I will point out, however, in this study they’re using a device that has a a rotary torque to it, an oscillating head as opposed to the gua sha tool where it’s not torquing on the skin.
I don’t know if the gua sha tool would produce similar results.
They were able to get pretty good improvement as far as texture of the neck and neck wrinkles by adding that massaging piece to the treatment.
So I’m not sure if the gua sha tool would affect this kind of change, because in the study they’re using a massaging device that has a torque to it. That might make a difference as opposed to just rubbing across the skin.
But you could assume this is improving blood flow, improving circulation, ultimately yielding a better result.
I am still skeptical however that this is really going to make a difference as far as the strength of the elastic tissue in the skin and the quality of that tissue in the skin. It just doesn’t seem likely that it’s going to affect change at that level, to that depth.
I would like to see more studies looking at the mechanical effects of massage on wrinkle formation and parameters around photo aging, before just assuming that this one small study published in 2017 proved massage makes things better.
But, like I said, anything that’s relaxing is going to benefit not only your skin, your quality of sleep, but your total overall body health. That’s really important and if you do clench your muscles, I think this can help you just relax the face.
In regard to the chiseling aspect, I’m suspicious.
If you do have swelling, this will help in pushing the fluid out of the skin or out of the tissue. That makes sense that it actively reduces puffiness.
I think it’s better to be mindful of your salt intake, try and sleep with the head a little elevated to promote drainage of fluid out of the skin back to the heart.
But don’t expect miracles with something like this.
Is Gua Sha Safe?
I do think that this is overall safe.
Who should not do gua sha?
People who are on blood thinners and bruise easily. I would say you don’t want to do something like this because it can result in bruising.

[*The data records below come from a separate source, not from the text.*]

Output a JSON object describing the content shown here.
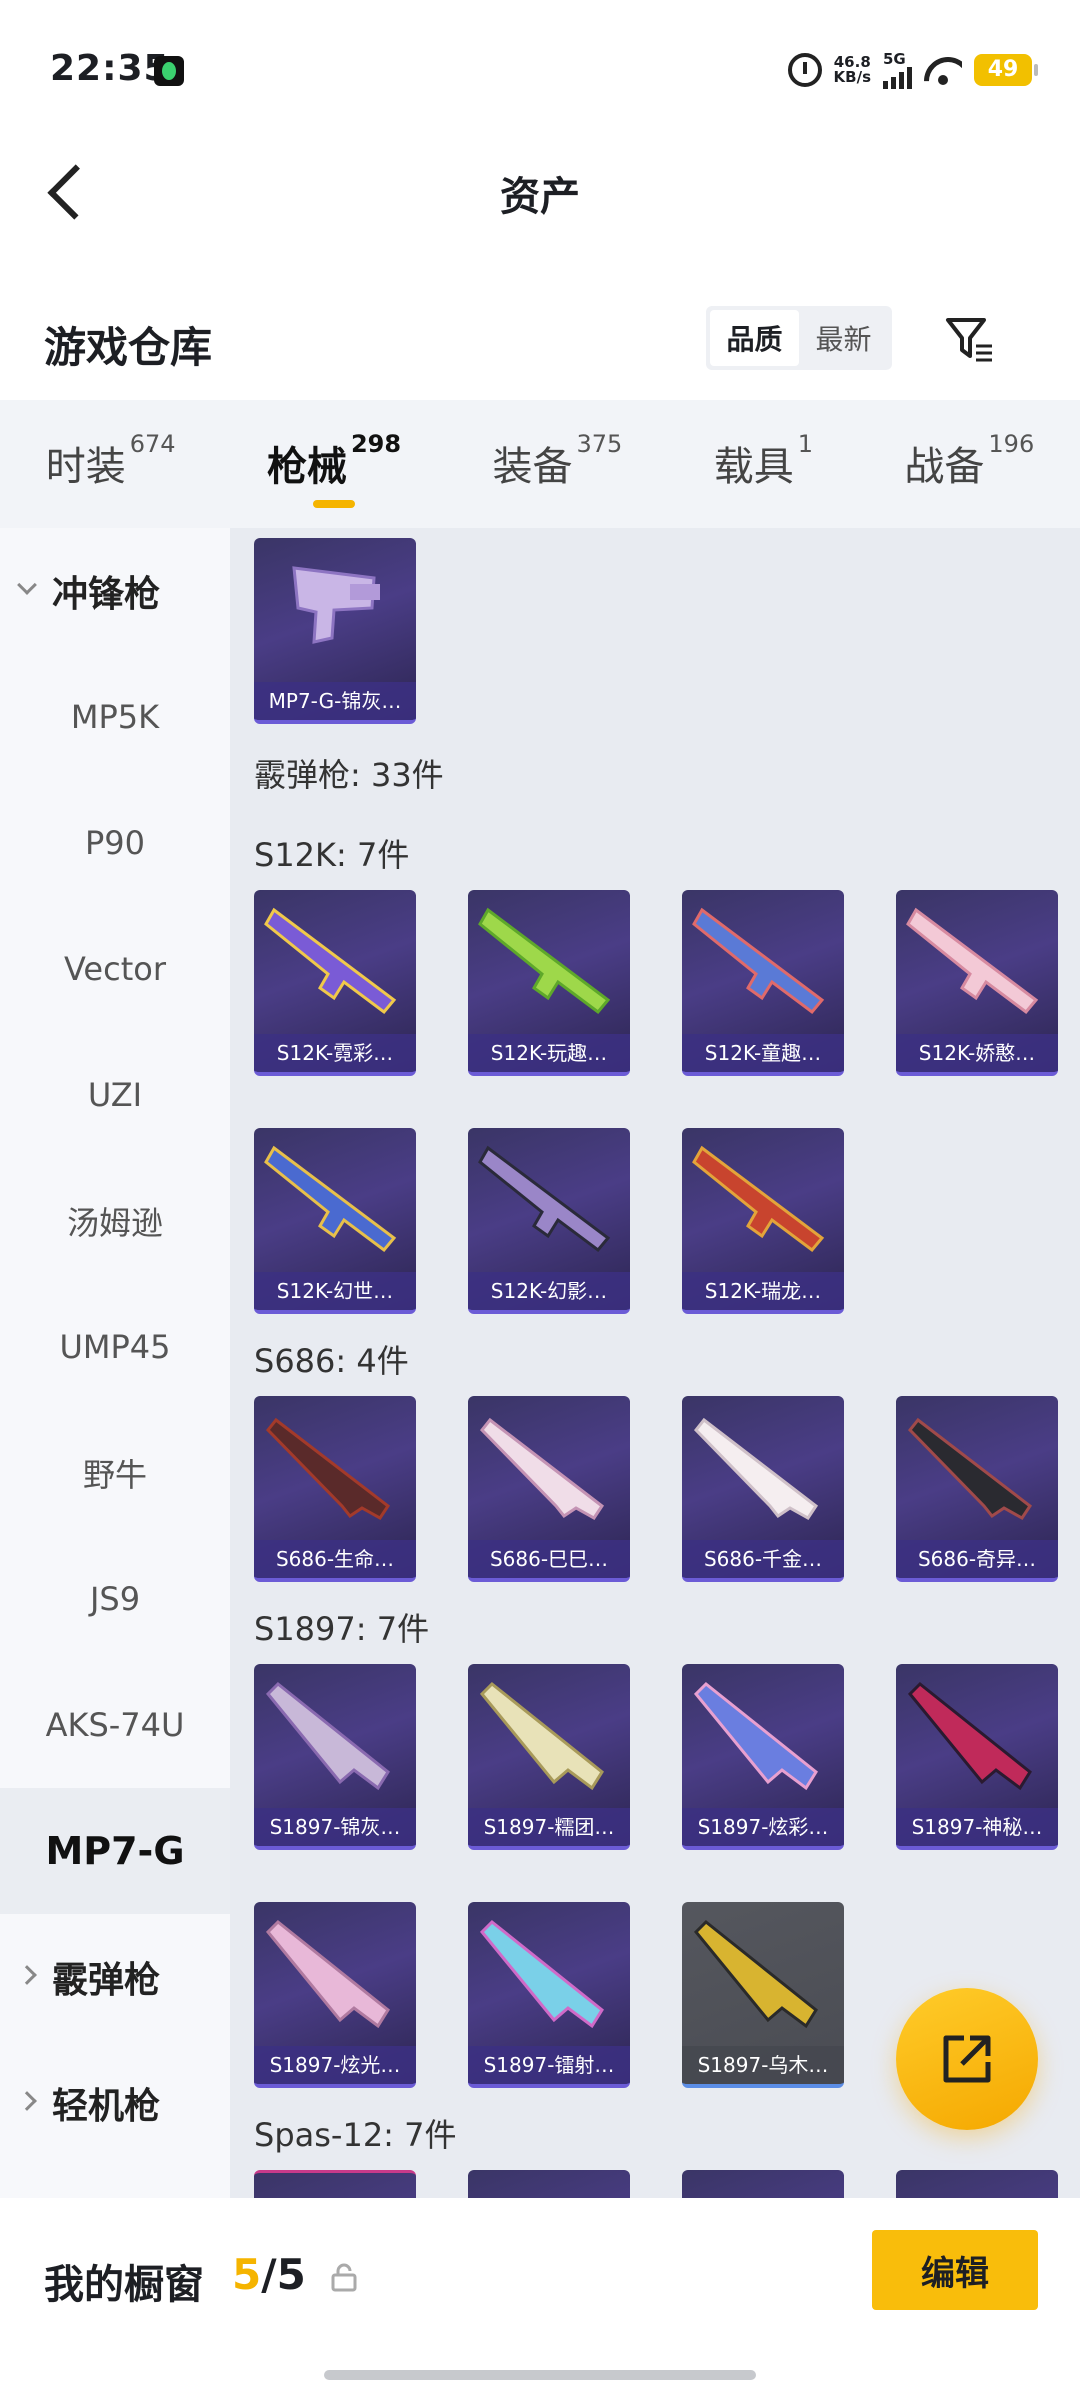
{
  "status_bar": {
    "time": "22:35",
    "net_speed_value": "46.8",
    "net_speed_unit": "KB/s",
    "network": "5G",
    "battery": "49"
  },
  "nav": {
    "title": "资产"
  },
  "warehouse": {
    "title": "游戏仓库",
    "sort_options": [
      "品质",
      "最新"
    ],
    "active_sort": "品质"
  },
  "tabs": [
    {
      "label": "时装",
      "count": "674"
    },
    {
      "label": "枪械",
      "count": "298"
    },
    {
      "label": "装备",
      "count": "375"
    },
    {
      "label": "载具",
      "count": "1"
    },
    {
      "label": "战备",
      "count": "196"
    }
  ],
  "active_tab": "枪械",
  "sidebar": {
    "group_smg": "冲锋枪",
    "items": [
      "MP5K",
      "P90",
      "Vector",
      "UZI",
      "汤姆逊",
      "UMP45",
      "野牛",
      "JS9",
      "AKS-74U"
    ],
    "selected_item": "MP7-G",
    "group_shotgun": "霰弹枪",
    "group_lmg": "轻机枪"
  },
  "content": {
    "mp7_cards": [
      "MP7-G-锦灰…"
    ],
    "shotgun_header": "霰弹枪: 33件",
    "s12k_header": "S12K: 7件",
    "s12k_cards": [
      "S12K-霓彩…",
      "S12K-玩趣…",
      "S12K-童趣…",
      "S12K-娇憨…",
      "S12K-幻世…",
      "S12K-幻影…",
      "S12K-瑞龙…"
    ],
    "s686_header": "S686: 4件",
    "s686_cards": [
      "S686-生命…",
      "S686-巳巳…",
      "S686-千金…",
      "S686-奇异…"
    ],
    "s1897_header": "S1897: 7件",
    "s1897_cards": [
      "S1897-锦灰…",
      "S1897-糯团…",
      "S1897-炫彩…",
      "S1897-神秘…",
      "S1897-炫光…",
      "S1897-镭射…",
      "S1897-乌木…"
    ],
    "spas_header": "Spas-12: 7件"
  },
  "bottom": {
    "showcase_label": "我的橱窗",
    "showcase_current": "5",
    "showcase_total": "/5",
    "edit_label": "编辑"
  },
  "colors": {
    "accent": "#f5b400",
    "card_bg": "#3a3566",
    "card_label_bg": "#3c3082"
  }
}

The women in the study were a more senior age. That is an age group where your skin is a lot more vulnerable to bruising because of age-related loss of the structural support in the deeper layers.
If you are of that age group and you are on a blood thinner, including aspirin, be very careful. I would caution you against this.
I would also caution you against this if you have rosacea, because anything that stimulates blood flow to the skin of the face can precipitate a flare of rosacea.
If you have any kind of active skin problem, skin rash, acne breakout, I would avoid this as well, because that rubbing on the skin could actually cause some irritation that ultimately would worsen certain skin conditions.
I believe that the tools come with instructions on how to clean them.
That would be another thing that I would advise. Make sure that you clean it regularly, because your dead skin cells are going to slough off on there and if you’re rubbing this over skin care products, they are going to accumulate on there.
You don’t want to then put that back on your skin. Eventually it might create some kind of a film of bacteria that would aggravate things like acne. So just make sure you keep it clean.
We’ve talked a lot about using it on the face, but you also can use it to the arms. If you have saggy skin around the arms, wrinkles, crepey skin, it may help in just smoothing things out.
But, it’s hard to say!
It would be nice if we had an actual study on that, rather than just assuming that maybe it will work.
As far as chiseling your face, that claim makes some sense. You’re pushing fluid out of the tissue, but it’s not actually changing your anatomy or facial structure and it’s not actively tightening saggy skin.
So if you are somebody who has age related loss of volume and facial sagging, this is not going to lift things up.
So set your expectations.
You may appreciate just a little bit more of a radiant glow, simply perhaps from the increased blood flow.
I don’t think it’s a harmful thing to do whatsoever.